Now, lift your spine and butt off the floor, raise your hips as high as you can, and slowly lowers yourself back down. Repeat this for at least ten reps before you allow yourself to rest.
Ardha Matsyendrasana - Half Lord Of The Fishes
You can do this pose by starting in a seated position and bringing your right foot to the outside of your left hip.
Make sure that your knee is pointed forward before you move on. Next, move your left foot to the outside of your right thigh and then move your left hand to the floor behind you. Finally, wrap your right arms around your left leg.
Viparita Karani - Legs Up The Wall
For this pose start by sitting upright on the floor. Bring one of your legs straight up against the wall and place your foot on the floor.
Hold your ankle with your free hand. Slowly roll your leg back until you feel comfortable and then hold it there. You can also use a strap or belt to help keep your leg stable while you practice this pose.
What Yoga Poses Shouldn't You Try If You Have Sciatica?
If you're looking to take yoga classes you may find that some poses could aggravate your condition. For example, most people avoid standing poses like Tadasana (Mountain) because it puts pressure on your lower back.
However, when practicing yoga we learn that anything in our lives that causes us discomfort needs to be practiced.
So even though it's uncomfortable to stand for long periods of time, we must still put ourselves through it.
The same goes for poses such as Marichyasana I and II. These poses require you to flex your hamstrings and therefore stretch them out.
While stretching your hamstrings is good for your health, it could be more uncomfortable if you have sciatica.
In fact, you should avoid all poses that cause any strain or tension on your groin area. Instead, focus on poses that work your core muscles instead. Try these:
At the end of the day, it is important that you listen to your body and only do yoga poses that are not going to push you too far and make life more uncomfortable.

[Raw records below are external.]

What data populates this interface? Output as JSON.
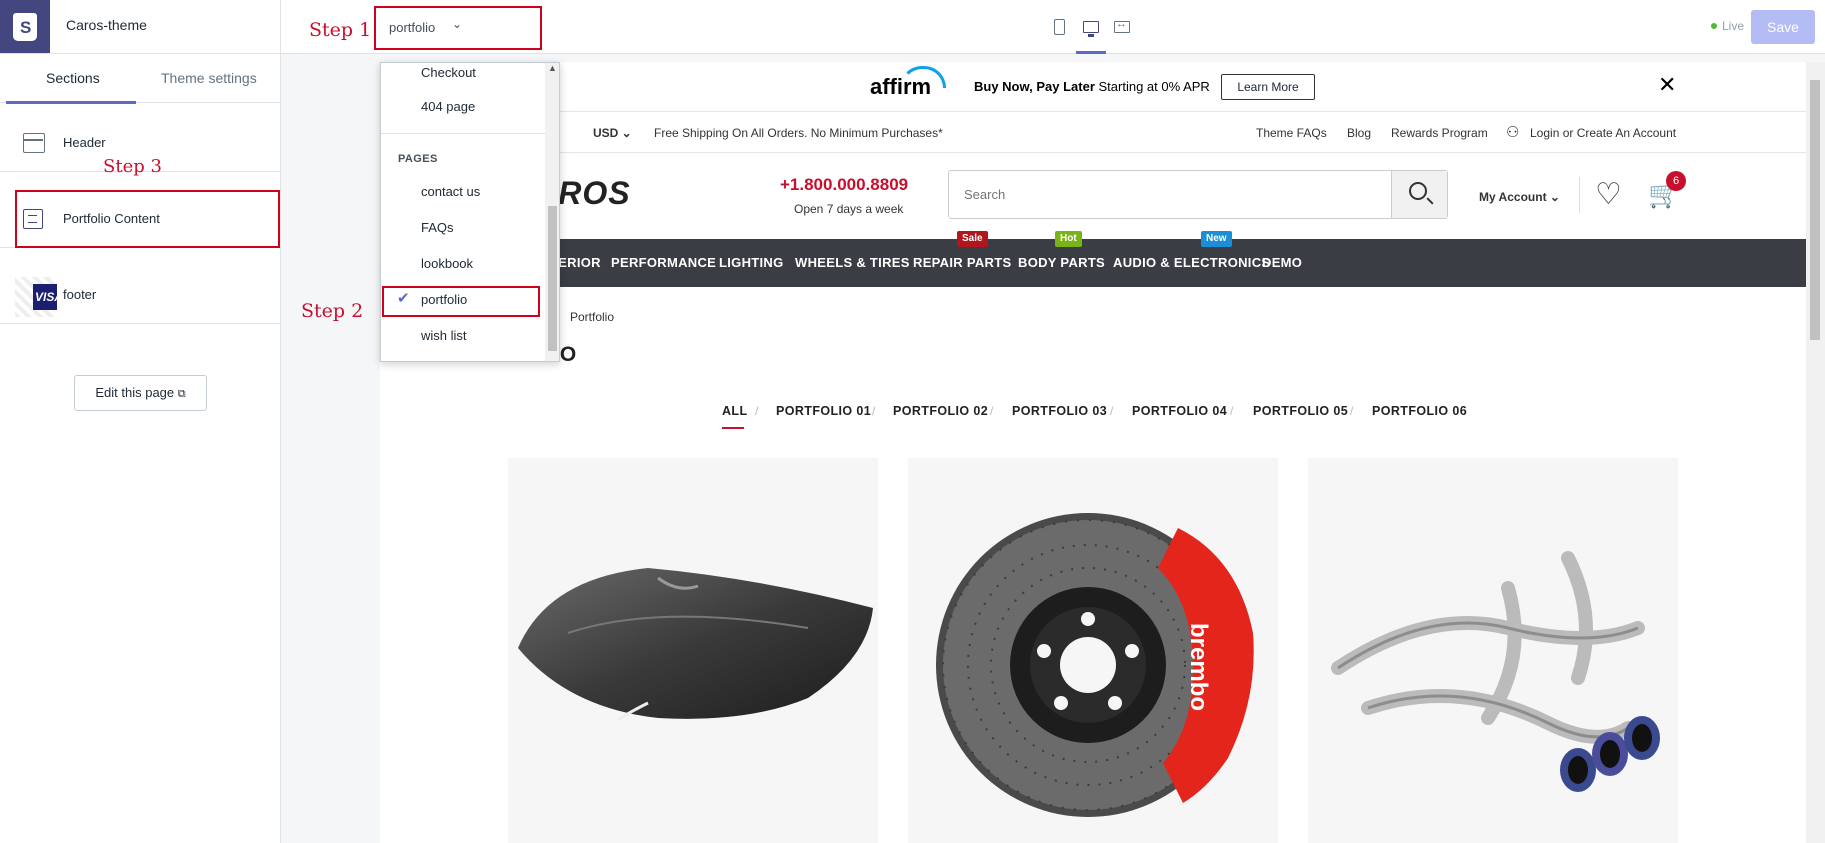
{
  "editor": {
    "theme_name": "Caros-theme",
    "page_selector": "portfolio",
    "status": "Live",
    "save_label": "Save",
    "steps": {
      "step1": "Step 1",
      "step2": "Step 2",
      "step3": "Step 3"
    }
  },
  "sidebar": {
    "tabs": [
      "Sections",
      "Theme settings"
    ],
    "sections": [
      "Header",
      "Portfolio Content",
      "footer"
    ],
    "edit_page": "Edit this page"
  },
  "dropdown": {
    "items_top": [
      "Checkout",
      "404 page"
    ],
    "pages_heading": "PAGES",
    "pages": [
      "contact us",
      "FAQs",
      "lookbook",
      "portfolio",
      "wish list"
    ],
    "selected": "portfolio"
  },
  "store": {
    "affirm": {
      "logo": "affirm",
      "tagline_bold": "Buy Now, Pay Later",
      "tagline": "Starting at 0% APR",
      "learn_more": "Learn More"
    },
    "utility": {
      "currency": "USD",
      "shipping": "Free Shipping On All Orders. No Minimum Purchases*",
      "links": [
        "Theme FAQs",
        "Blog",
        "Rewards Program",
        "Login or Create An Account"
      ]
    },
    "logo": "CAROS",
    "phone": "+1.800.000.8809",
    "hours": "Open 7 days a week",
    "search_placeholder": "Search",
    "my_account": "My Account",
    "cart_count": "6",
    "nav": [
      "EXTERIOR",
      "PERFORMANCE",
      "LIGHTING",
      "WHEELS & TIRES",
      "REPAIR PARTS",
      "BODY PARTS",
      "AUDIO & ELECTRONICS",
      "DEMO"
    ],
    "nav_first_partial": "R",
    "nav_tags": {
      "sale": "Sale",
      "hot": "Hot",
      "new": "New"
    },
    "breadcrumb": "Portfolio",
    "title_partial": "FOLIO",
    "filters": [
      "ALL",
      "PORTFOLIO 01",
      "PORTFOLIO 02",
      "PORTFOLIO 03",
      "PORTFOLIO 04",
      "PORTFOLIO 05",
      "PORTFOLIO 06"
    ],
    "brake_brand": "brembo"
  },
  "colors": {
    "shopify_purple": "#43467f",
    "accent": "#5c6ac4",
    "highlight_red": "#d0021b",
    "brand_red": "#c8102e",
    "nav_bg": "#3a3e44",
    "sale": "#b2151b",
    "hot": "#7ab317",
    "new": "#1b8ed6"
  }
}
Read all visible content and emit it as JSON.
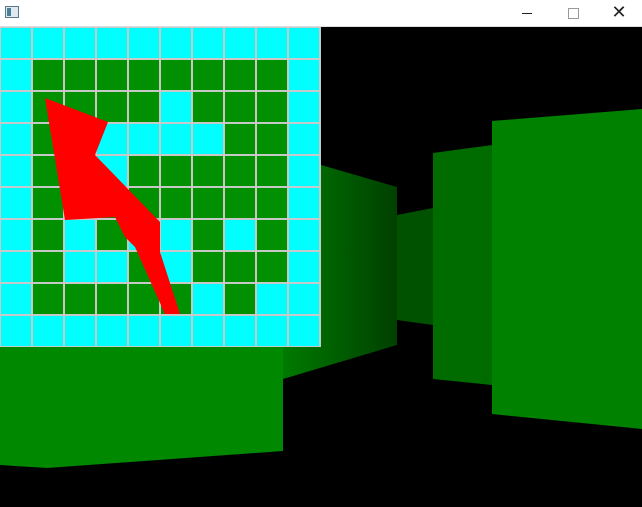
{
  "window": {
    "title": "",
    "minimize_icon": "minimize-icon",
    "maximize_icon": "maximize-icon",
    "close_icon": "close-icon"
  },
  "colors": {
    "wall_light": "#008800",
    "wall_mid": "#007000",
    "wall_dark": "#004400",
    "map_open": "#00ffff",
    "map_wall": "#009000",
    "map_grid": "#c8c8c8",
    "player_arrow": "#ff0000",
    "background": "#000000"
  },
  "minimap": {
    "rows": 10,
    "cols": 10,
    "grid": [
      "0000000000",
      "0111111110",
      "0111101110",
      "0100000110",
      "0110111110",
      "0111111110",
      "0101001010",
      "0100101110",
      "0111110100",
      "0000000000"
    ],
    "legend": {
      "0": "open",
      "1": "wall"
    },
    "player_heading": "up-left"
  }
}
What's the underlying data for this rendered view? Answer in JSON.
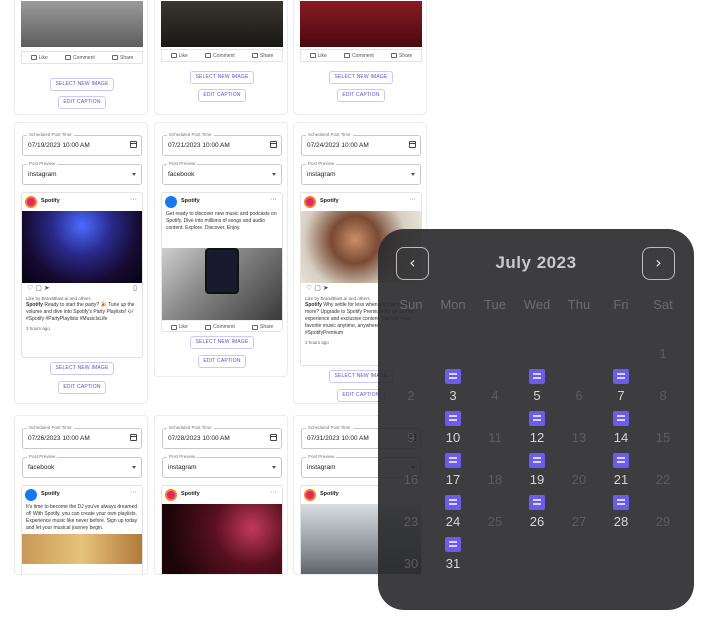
{
  "scheduled_label": "Scheduled Post Time",
  "preview_label": "Post Preview",
  "select_btn": "SELECT NEW IMAGE",
  "edit_btn": "EDIT CAPTION",
  "actions": {
    "like": "Like",
    "comment": "Comment",
    "share": "Share"
  },
  "brand": "Spotify",
  "top_row": [
    {
      "id": "a"
    },
    {
      "id": "b"
    },
    {
      "id": "c"
    }
  ],
  "cards": [
    {
      "time": "07/19/2023 10:00 AM",
      "platform": "instagram",
      "likes": "Like by BrandBlast.ai and others",
      "caption_brand": "Spotify",
      "caption": "Ready to start the party? 🎉 Tune up the volume and dive into Spotify's Party Playlists! 🎶 #Spotify #PartyPlaylists #MusicIsLife",
      "age": "3 hours ago"
    },
    {
      "time": "07/21/2023 10:00 AM",
      "platform": "facebook",
      "caption": "Get ready to discover new music and podcasts on Spotify. Dive into millions of songs and audio content. Explore. Discover. Enjoy."
    },
    {
      "time": "07/24/2023 10:00 AM",
      "platform": "instagram",
      "likes": "Like by BrandBlast.ai and others",
      "caption_brand": "Spotify",
      "caption": "Why settle for less when you can have more? Upgrade to Spotify Premium for an ad-free experience and exclusive content. Tap into your favorite music anytime, anywhere! #SpotifyPremium",
      "age": "3 hours ago"
    },
    {
      "time": "07/26/2023 10:00 AM",
      "platform": "facebook",
      "caption": "It's time to become the DJ you've always dreamed of! With Spotify, you can create your own playlists. Experience music like never before. Sign up today and let your musical journey begin."
    },
    {
      "time": "07/28/2023 10:00 AM",
      "platform": "instagram"
    },
    {
      "time": "07/31/2023 10:00 AM",
      "platform": "instagram"
    }
  ],
  "calendar": {
    "month": "July 2023",
    "prev": "‹",
    "next": "›",
    "weekdays": [
      "Sun",
      "Mon",
      "Tue",
      "Wed",
      "Thu",
      "Fri",
      "Sat"
    ],
    "days": [
      "1",
      "2",
      "3",
      "4",
      "5",
      "6",
      "7",
      "8",
      "9",
      "10",
      "11",
      "12",
      "13",
      "14",
      "15",
      "16",
      "17",
      "18",
      "19",
      "20",
      "21",
      "22",
      "23",
      "24",
      "25",
      "26",
      "27",
      "28",
      "29",
      "30",
      "31"
    ],
    "event_days": [
      "3",
      "5",
      "7",
      "10",
      "12",
      "14",
      "17",
      "19",
      "21",
      "24",
      "26",
      "28",
      "31"
    ],
    "accent": "#6d5ce8"
  }
}
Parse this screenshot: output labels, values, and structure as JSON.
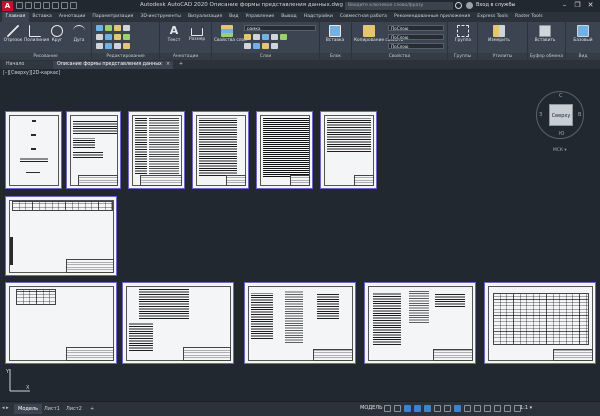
{
  "app": {
    "logo": "A",
    "title": "Autodesk AutoCAD 2020   Описание формы представления данных.dwg",
    "search_placeholder": "Введите ключевое слово/фразу",
    "signin": "Вход в службы",
    "window_buttons": [
      "–",
      "❐",
      "✕"
    ]
  },
  "ribbon_tabs": [
    "Главная",
    "Вставка",
    "Аннотации",
    "Параметризация",
    "3D-инструменты",
    "Визуализация",
    "Вид",
    "Управление",
    "Вывод",
    "Надстройки",
    "Совместная работа",
    "Рекомендованные приложения",
    "Express Tools",
    "Raster Tools"
  ],
  "ribbon": {
    "groups": [
      "Рисование",
      "Редактирование",
      "Аннотации",
      "Слои",
      "Блок",
      "Свойства",
      "Группы",
      "Утилиты",
      "Буфер обмена",
      "Вид"
    ],
    "tools": {
      "line": "Отрезок",
      "polyline": "Полилиния",
      "circle": "Круг",
      "arc": "Дуга",
      "text": "Текст",
      "dimension": "Размер",
      "layer_props": "Свойства слоя",
      "insert": "Вставка",
      "match_props": "Копирование свойств",
      "group": "Группа",
      "measure": "Измерить",
      "paste": "Вставить",
      "base": "Базовый"
    },
    "combos": {
      "layer": "рамка",
      "bylayer1": "ПоСлою",
      "bylayer2": "ПоСлою",
      "bylayer3": "ПоСлою"
    }
  },
  "file_tabs": {
    "start": "Начало",
    "doc": "Описание формы представления данных",
    "close": "×",
    "add": "+"
  },
  "viewport": {
    "label": "[–][Сверху][2D-каркас]",
    "viewcube": {
      "face": "Сверху",
      "north": "С",
      "south": "Ю",
      "west": "З",
      "east": "В"
    },
    "wcs": "МСК ▾",
    "ucs_x": "X",
    "ucs_y": "Y"
  },
  "layout_tabs": {
    "arrows": "◂ ▸",
    "model": "Модель",
    "layout1": "Лист1",
    "layout2": "Лист2",
    "add": "+"
  },
  "status": {
    "model": "МОДЕЛЬ",
    "scale": "1:1 ▾"
  },
  "colors": {
    "sheet_border": "#6f64c8",
    "app_red": "#c8102e",
    "background": "#212830"
  }
}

Sciatica is a condition that can be debilitating and painful. If you've been diagnosed with sciatica, you'll want to seek medical attention immediately and get started on an exercise program.
That doesn't mean you can't try yoga, just make sure you don't overdo things!